Activity: Write out every line below with no difference at all.

(App and web page records)
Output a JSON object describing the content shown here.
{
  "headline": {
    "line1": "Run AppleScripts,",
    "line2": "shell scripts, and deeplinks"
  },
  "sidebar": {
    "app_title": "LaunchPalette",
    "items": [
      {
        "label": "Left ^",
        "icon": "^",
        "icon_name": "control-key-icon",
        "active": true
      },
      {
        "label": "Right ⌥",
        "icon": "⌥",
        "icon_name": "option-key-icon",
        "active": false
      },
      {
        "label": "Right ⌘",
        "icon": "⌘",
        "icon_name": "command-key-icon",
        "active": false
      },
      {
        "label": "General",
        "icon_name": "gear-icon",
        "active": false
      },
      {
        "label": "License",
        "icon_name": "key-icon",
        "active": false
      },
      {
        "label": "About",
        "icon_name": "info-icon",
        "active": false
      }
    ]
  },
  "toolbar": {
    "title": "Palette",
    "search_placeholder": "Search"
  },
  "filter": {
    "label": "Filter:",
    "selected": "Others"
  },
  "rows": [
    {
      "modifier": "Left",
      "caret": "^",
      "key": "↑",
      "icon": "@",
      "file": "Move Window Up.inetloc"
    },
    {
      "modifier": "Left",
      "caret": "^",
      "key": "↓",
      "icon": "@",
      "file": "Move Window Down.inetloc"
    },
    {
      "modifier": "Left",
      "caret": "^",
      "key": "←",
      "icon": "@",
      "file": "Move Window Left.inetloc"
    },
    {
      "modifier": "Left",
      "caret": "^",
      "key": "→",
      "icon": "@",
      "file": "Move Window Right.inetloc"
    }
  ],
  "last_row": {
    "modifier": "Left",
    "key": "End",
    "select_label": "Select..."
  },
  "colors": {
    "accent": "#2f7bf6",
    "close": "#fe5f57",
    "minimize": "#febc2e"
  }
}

Result of the exercise:
Output a JSON object describing the content shown here.
{
  "headline": {
    "line1": "Run AppleScripts,",
    "line2": "shell scripts, and deeplinks"
  },
  "sidebar": {
    "app_title": "LaunchPalette",
    "items": [
      {
        "label": "Left ^",
        "icon": "^",
        "icon_name": "control-key-icon",
        "active": true
      },
      {
        "label": "Right ⌥",
        "icon": "⌥",
        "icon_name": "option-key-icon",
        "active": false
      },
      {
        "label": "Right ⌘",
        "icon": "⌘",
        "icon_name": "command-key-icon",
        "active": false
      },
      {
        "label": "General",
        "icon_name": "gear-icon",
        "active": false
      },
      {
        "label": "License",
        "icon_name": "key-icon",
        "active": false
      },
      {
        "label": "About",
        "icon_name": "info-icon",
        "active": false
      }
    ]
  },
  "toolbar": {
    "title": "Palette",
    "search_placeholder": "Search"
  },
  "filter": {
    "label": "Filter:",
    "selected": "Others"
  },
  "rows": [
    {
      "modifier": "Left",
      "caret": "^",
      "key": "↑",
      "icon": "@",
      "file": "Move Window Up.inetloc"
    },
    {
      "modifier": "Left",
      "caret": "^",
      "key": "↓",
      "icon": "@",
      "file": "Move Window Down.inetloc"
    },
    {
      "modifier": "Left",
      "caret": "^",
      "key": "←",
      "icon": "@",
      "file": "Move Window Left.inetloc"
    },
    {
      "modifier": "Left",
      "caret": "^",
      "key": "→",
      "icon": "@",
      "file": "Move Window Right.inetloc"
    }
  ],
  "last_row": {
    "modifier": "Left",
    "key": "End",
    "select_label": "Select..."
  },
  "colors": {
    "accent": "#2f7bf6",
    "close": "#fe5f57",
    "minimize": "#febc2e"
  }
}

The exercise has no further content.